Task directions — If a line holds the word "自動車検査法人", copy it from the entries.

Records supplied START

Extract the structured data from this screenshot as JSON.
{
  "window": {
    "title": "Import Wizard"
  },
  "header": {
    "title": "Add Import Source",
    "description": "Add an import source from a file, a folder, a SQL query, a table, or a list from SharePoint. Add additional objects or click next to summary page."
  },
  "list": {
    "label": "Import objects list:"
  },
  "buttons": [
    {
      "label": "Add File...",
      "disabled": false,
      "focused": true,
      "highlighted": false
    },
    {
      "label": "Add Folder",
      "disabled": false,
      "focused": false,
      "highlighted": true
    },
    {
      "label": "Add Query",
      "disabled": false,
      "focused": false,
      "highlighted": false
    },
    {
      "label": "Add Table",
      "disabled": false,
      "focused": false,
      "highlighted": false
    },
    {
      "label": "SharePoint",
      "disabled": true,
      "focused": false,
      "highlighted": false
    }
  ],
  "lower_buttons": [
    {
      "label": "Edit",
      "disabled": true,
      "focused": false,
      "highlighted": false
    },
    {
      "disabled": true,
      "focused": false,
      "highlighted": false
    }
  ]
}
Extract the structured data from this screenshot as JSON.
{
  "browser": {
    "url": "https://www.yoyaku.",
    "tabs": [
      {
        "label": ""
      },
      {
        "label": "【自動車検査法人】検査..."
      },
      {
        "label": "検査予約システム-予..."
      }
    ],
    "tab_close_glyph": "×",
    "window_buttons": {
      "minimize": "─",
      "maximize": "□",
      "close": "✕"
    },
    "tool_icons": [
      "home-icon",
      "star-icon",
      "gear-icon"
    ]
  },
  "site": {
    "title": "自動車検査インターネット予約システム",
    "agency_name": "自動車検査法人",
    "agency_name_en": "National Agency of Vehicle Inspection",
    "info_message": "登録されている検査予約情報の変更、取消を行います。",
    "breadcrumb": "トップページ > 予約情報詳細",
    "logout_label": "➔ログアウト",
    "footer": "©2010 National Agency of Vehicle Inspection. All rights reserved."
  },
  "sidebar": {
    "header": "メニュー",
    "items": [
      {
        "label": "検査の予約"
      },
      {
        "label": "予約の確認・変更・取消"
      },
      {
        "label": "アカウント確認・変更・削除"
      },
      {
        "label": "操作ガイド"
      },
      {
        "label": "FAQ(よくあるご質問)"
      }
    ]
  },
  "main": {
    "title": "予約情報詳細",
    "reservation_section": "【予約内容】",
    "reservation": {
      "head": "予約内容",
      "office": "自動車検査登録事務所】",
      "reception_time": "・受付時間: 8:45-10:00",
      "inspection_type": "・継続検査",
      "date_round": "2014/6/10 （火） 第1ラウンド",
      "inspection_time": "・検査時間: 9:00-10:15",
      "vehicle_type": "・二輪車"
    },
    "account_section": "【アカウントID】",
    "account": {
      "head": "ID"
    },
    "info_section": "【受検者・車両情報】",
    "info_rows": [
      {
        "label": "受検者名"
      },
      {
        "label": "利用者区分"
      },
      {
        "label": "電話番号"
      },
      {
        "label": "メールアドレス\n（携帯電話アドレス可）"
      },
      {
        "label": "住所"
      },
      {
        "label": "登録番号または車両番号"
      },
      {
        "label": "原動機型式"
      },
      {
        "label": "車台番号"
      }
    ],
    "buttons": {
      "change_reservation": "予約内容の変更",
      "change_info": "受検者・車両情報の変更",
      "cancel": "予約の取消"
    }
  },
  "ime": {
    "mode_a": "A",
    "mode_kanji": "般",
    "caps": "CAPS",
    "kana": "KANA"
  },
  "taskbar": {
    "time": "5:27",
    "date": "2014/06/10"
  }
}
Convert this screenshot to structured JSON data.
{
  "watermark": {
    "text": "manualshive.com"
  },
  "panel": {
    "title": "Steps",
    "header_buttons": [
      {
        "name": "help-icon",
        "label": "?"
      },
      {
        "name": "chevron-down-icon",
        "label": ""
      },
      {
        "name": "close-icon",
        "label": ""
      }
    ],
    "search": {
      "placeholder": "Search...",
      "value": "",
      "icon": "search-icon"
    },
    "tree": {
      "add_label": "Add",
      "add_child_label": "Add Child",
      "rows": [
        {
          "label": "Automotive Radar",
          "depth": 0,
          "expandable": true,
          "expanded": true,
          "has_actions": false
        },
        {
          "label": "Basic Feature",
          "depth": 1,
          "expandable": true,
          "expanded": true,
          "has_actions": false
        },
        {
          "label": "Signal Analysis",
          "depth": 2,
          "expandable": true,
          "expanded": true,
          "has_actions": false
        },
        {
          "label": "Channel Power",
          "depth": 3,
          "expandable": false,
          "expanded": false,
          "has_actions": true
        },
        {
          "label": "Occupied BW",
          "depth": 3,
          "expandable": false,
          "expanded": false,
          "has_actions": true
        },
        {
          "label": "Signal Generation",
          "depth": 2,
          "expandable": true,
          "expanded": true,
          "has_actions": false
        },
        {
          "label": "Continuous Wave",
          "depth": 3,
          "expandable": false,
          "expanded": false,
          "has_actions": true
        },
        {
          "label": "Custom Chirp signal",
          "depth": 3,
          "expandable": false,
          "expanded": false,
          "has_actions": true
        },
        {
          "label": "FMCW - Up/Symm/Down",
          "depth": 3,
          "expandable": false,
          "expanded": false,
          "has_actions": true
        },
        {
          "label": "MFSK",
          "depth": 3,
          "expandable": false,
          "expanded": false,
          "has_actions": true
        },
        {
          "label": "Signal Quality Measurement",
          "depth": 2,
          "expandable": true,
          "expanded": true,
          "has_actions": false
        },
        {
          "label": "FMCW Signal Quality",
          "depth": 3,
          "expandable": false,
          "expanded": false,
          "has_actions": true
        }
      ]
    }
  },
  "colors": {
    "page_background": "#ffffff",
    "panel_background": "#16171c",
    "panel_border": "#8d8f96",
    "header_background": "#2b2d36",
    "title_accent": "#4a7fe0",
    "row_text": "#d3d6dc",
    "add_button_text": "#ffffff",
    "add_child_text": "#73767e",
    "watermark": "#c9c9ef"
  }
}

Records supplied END

Response for this exercise —
        "label": "【自動車検査法人】検査..."
    "agency_name": "自動車検査法人",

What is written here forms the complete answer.